**Exercise details**
Every record below, from the first line to the last, is to be set down again exactly.

**Input records**
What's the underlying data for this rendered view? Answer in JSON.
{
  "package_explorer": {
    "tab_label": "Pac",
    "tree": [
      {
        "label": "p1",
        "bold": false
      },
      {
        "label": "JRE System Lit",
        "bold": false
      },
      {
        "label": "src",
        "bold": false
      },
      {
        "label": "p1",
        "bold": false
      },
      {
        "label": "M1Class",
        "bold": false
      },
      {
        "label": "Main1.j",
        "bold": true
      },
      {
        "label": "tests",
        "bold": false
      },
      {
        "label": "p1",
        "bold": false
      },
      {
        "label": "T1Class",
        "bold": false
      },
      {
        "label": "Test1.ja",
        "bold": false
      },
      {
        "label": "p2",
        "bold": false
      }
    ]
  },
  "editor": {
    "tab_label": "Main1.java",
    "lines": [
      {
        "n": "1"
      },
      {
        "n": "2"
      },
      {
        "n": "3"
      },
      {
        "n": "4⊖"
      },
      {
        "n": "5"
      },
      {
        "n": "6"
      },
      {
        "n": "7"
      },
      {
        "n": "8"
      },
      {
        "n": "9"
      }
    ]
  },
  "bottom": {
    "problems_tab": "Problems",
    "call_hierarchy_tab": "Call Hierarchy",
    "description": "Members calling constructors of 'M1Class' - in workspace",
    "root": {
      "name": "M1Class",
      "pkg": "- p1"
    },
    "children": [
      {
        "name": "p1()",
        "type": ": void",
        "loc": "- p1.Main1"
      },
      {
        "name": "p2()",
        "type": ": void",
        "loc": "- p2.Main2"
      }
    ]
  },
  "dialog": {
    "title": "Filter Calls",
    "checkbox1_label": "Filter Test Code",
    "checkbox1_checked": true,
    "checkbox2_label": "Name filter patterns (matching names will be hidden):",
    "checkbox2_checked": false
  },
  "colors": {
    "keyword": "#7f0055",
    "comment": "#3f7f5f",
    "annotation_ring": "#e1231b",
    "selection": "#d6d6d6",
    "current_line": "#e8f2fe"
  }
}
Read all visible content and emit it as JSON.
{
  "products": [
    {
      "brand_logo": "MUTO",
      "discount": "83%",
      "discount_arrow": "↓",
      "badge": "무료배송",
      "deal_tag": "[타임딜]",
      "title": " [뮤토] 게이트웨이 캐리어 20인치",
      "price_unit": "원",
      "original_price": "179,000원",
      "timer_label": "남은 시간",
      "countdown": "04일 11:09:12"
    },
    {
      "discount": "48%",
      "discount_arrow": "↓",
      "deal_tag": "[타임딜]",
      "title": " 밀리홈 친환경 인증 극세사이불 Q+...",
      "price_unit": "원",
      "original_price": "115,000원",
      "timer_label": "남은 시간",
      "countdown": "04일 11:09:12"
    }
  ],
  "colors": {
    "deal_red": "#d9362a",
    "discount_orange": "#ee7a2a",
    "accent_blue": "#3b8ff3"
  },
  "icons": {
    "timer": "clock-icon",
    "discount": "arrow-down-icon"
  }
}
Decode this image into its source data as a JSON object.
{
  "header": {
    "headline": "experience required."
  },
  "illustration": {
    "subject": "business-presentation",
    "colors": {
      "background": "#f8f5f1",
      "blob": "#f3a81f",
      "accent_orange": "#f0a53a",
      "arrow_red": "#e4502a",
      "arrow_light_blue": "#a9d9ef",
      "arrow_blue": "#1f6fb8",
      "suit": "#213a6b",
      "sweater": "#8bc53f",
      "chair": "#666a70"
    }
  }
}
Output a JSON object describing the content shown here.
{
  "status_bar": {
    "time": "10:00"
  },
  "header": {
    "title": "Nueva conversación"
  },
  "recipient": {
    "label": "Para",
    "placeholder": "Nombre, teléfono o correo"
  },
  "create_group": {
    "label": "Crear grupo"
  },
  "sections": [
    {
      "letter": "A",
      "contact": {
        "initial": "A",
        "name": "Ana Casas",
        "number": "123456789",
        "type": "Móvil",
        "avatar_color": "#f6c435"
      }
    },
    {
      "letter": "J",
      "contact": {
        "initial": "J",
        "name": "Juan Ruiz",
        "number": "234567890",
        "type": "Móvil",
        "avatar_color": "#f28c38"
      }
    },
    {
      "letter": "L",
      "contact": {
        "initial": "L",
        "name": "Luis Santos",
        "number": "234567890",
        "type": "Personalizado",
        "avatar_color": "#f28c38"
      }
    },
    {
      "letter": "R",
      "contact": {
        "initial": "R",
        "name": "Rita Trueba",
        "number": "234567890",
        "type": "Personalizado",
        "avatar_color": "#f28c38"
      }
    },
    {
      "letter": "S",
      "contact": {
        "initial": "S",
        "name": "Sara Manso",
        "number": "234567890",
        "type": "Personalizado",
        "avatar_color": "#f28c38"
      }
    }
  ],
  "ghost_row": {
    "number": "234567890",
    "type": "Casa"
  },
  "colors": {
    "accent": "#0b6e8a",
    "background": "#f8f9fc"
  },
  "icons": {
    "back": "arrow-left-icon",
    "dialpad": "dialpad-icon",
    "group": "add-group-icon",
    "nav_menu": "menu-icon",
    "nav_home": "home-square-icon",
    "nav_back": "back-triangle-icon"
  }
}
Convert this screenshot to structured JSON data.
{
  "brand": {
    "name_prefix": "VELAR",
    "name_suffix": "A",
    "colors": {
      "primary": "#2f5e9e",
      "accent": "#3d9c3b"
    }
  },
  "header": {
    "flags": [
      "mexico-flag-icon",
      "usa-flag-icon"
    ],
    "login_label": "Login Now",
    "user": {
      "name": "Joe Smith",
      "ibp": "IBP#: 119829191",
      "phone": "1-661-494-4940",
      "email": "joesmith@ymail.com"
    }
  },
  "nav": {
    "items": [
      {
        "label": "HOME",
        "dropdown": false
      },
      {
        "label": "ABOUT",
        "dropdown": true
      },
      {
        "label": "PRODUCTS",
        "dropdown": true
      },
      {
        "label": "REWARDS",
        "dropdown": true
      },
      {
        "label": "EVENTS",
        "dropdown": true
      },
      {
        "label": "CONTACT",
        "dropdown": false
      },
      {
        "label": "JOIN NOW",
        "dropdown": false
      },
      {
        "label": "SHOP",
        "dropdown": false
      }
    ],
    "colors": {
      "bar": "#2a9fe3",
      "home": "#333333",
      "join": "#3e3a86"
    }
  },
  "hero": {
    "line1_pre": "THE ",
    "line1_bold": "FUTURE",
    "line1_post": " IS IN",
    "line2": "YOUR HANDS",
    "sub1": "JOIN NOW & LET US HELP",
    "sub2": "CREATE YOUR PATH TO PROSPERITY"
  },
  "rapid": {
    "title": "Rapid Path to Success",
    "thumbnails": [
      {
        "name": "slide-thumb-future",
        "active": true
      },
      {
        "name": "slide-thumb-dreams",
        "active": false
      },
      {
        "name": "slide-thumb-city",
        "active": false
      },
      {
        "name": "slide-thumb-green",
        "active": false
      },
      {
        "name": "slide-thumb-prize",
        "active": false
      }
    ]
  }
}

**Exercise output**
What's the underlying data for this rendered view? Answer in JSON.
{
  "package_explorer": {
    "tab_label": "Pac",
    "tree": [
      {
        "label": "p1",
        "bold": false
      },
      {
        "label": "JRE System Lit",
        "bold": false
      },
      {
        "label": "src",
        "bold": false
      },
      {
        "label": "p1",
        "bold": false
      },
      {
        "label": "M1Class",
        "bold": false
      },
      {
        "label": "Main1.j",
        "bold": true
      },
      {
        "label": "tests",
        "bold": false
      },
      {
        "label": "p1",
        "bold": false
      },
      {
        "label": "T1Class",
        "bold": false
      },
      {
        "label": "Test1.ja",
        "bold": false
      },
      {
        "label": "p2",
        "bold": false
      }
    ]
  },
  "editor": {
    "tab_label": "Main1.java",
    "lines": [
      {
        "n": "1"
      },
      {
        "n": "2"
      },
      {
        "n": "3"
      },
      {
        "n": "4⊖"
      },
      {
        "n": "5"
      },
      {
        "n": "6"
      },
      {
        "n": "7"
      },
      {
        "n": "8"
      },
      {
        "n": "9"
      }
    ]
  },
  "bottom": {
    "problems_tab": "Problems",
    "call_hierarchy_tab": "Call Hierarchy",
    "description": "Members calling constructors of 'M1Class' - in workspace",
    "root": {
      "name": "M1Class",
      "pkg": "- p1"
    },
    "children": [
      {
        "name": "p1()",
        "type": ": void",
        "loc": "- p1.Main1"
      },
      {
        "name": "p2()",
        "type": ": void",
        "loc": "- p2.Main2"
      }
    ]
  },
  "dialog": {
    "title": "Filter Calls",
    "checkbox1_label": "Filter Test Code",
    "checkbox1_checked": true,
    "checkbox2_label": "Name filter patterns (matching names will be hidden):",
    "checkbox2_checked": false
  },
  "colors": {
    "keyword": "#7f0055",
    "comment": "#3f7f5f",
    "annotation_ring": "#e1231b",
    "selection": "#d6d6d6",
    "current_line": "#e8f2fe"
  }
}
Read all visible content and emit it as JSON.
{
  "products": [
    {
      "brand_logo": "MUTO",
      "discount": "83%",
      "discount_arrow": "↓",
      "badge": "무료배송",
      "deal_tag": "[타임딜]",
      "title": " [뮤토] 게이트웨이 캐리어 20인치",
      "price_unit": "원",
      "original_price": "179,000원",
      "timer_label": "남은 시간",
      "countdown": "04일 11:09:12"
    },
    {
      "discount": "48%",
      "discount_arrow": "↓",
      "deal_tag": "[타임딜]",
      "title": " 밀리홈 친환경 인증 극세사이불 Q+...",
      "price_unit": "원",
      "original_price": "115,000원",
      "timer_label": "남은 시간",
      "countdown": "04일 11:09:12"
    }
  ],
  "colors": {
    "deal_red": "#d9362a",
    "discount_orange": "#ee7a2a",
    "accent_blue": "#3b8ff3"
  },
  "icons": {
    "timer": "clock-icon",
    "discount": "arrow-down-icon"
  }
}
Decode this image into its source data as a JSON object.
{
  "header": {
    "headline": "experience required."
  },
  "illustration": {
    "subject": "business-presentation",
    "colors": {
      "background": "#f8f5f1",
      "blob": "#f3a81f",
      "accent_orange": "#f0a53a",
      "arrow_red": "#e4502a",
      "arrow_light_blue": "#a9d9ef",
      "arrow_blue": "#1f6fb8",
      "suit": "#213a6b",
      "sweater": "#8bc53f",
      "chair": "#666a70"
    }
  }
}
Output a JSON object describing the content shown here.
{
  "status_bar": {
    "time": "10:00"
  },
  "header": {
    "title": "Nueva conversación"
  },
  "recipient": {
    "label": "Para",
    "placeholder": "Nombre, teléfono o correo"
  },
  "create_group": {
    "label": "Crear grupo"
  },
  "sections": [
    {
      "letter": "A",
      "contact": {
        "initial": "A",
        "name": "Ana Casas",
        "number": "123456789",
        "type": "Móvil",
        "avatar_color": "#f6c435"
      }
    },
    {
      "letter": "J",
      "contact": {
        "initial": "J",
        "name": "Juan Ruiz",
        "number": "234567890",
        "type": "Móvil",
        "avatar_color": "#f28c38"
      }
    },
    {
      "letter": "L",
      "contact": {
        "initial": "L",
        "name": "Luis Santos",
        "number": "234567890",
        "type": "Personalizado",
        "avatar_color": "#f28c38"
      }
    },
    {
      "letter": "R",
      "contact": {
        "initial": "R",
        "name": "Rita Trueba",
        "number": "234567890",
        "type": "Personalizado",
        "avatar_color": "#f28c38"
      }
    },
    {
      "letter": "S",
      "contact": {
        "initial": "S",
        "name": "Sara Manso",
        "number": "234567890",
        "type": "Personalizado",
        "avatar_color": "#f28c38"
      }
    }
  ],
  "ghost_row": {
    "number": "234567890",
    "type": "Casa"
  },
  "colors": {
    "accent": "#0b6e8a",
    "background": "#f8f9fc"
  },
  "icons": {
    "back": "arrow-left-icon",
    "dialpad": "dialpad-icon",
    "group": "add-group-icon",
    "nav_menu": "menu-icon",
    "nav_home": "home-square-icon",
    "nav_back": "back-triangle-icon"
  }
}
Convert this screenshot to structured JSON data.
{
  "brand": {
    "name_prefix": "VELAR",
    "name_suffix": "A",
    "colors": {
      "primary": "#2f5e9e",
      "accent": "#3d9c3b"
    }
  },
  "header": {
    "flags": [
      "mexico-flag-icon",
      "usa-flag-icon"
    ],
    "login_label": "Login Now",
    "user": {
      "name": "Joe Smith",
      "ibp": "IBP#: 119829191",
      "phone": "1-661-494-4940",
      "email": "joesmith@ymail.com"
    }
  },
  "nav": {
    "items": [
      {
        "label": "HOME",
        "dropdown": false
      },
      {
        "label": "ABOUT",
        "dropdown": true
      },
      {
        "label": "PRODUCTS",
        "dropdown": true
      },
      {
        "label": "REWARDS",
        "dropdown": true
      },
      {
        "label": "EVENTS",
        "dropdown": true
      },
      {
        "label": "CONTACT",
        "dropdown": false
      },
      {
        "label": "JOIN NOW",
        "dropdown": false
      },
      {
        "label": "SHOP",
        "dropdown": false
      }
    ],
    "colors": {
      "bar": "#2a9fe3",
      "home": "#333333",
      "join": "#3e3a86"
    }
  },
  "hero": {
    "line1_pre": "THE ",
    "line1_bold": "FUTURE",
    "line1_post": " IS IN",
    "line2": "YOUR HANDS",
    "sub1": "JOIN NOW & LET US HELP",
    "sub2": "CREATE YOUR PATH TO PROSPERITY"
  },
  "rapid": {
    "title": "Rapid Path to Success",
    "thumbnails": [
      {
        "name": "slide-thumb-future",
        "active": true
      },
      {
        "name": "slide-thumb-dreams",
        "active": false
      },
      {
        "name": "slide-thumb-city",
        "active": false
      },
      {
        "name": "slide-thumb-green",
        "active": false
      },
      {
        "name": "slide-thumb-prize",
        "active": false
      }
    ]
  }
}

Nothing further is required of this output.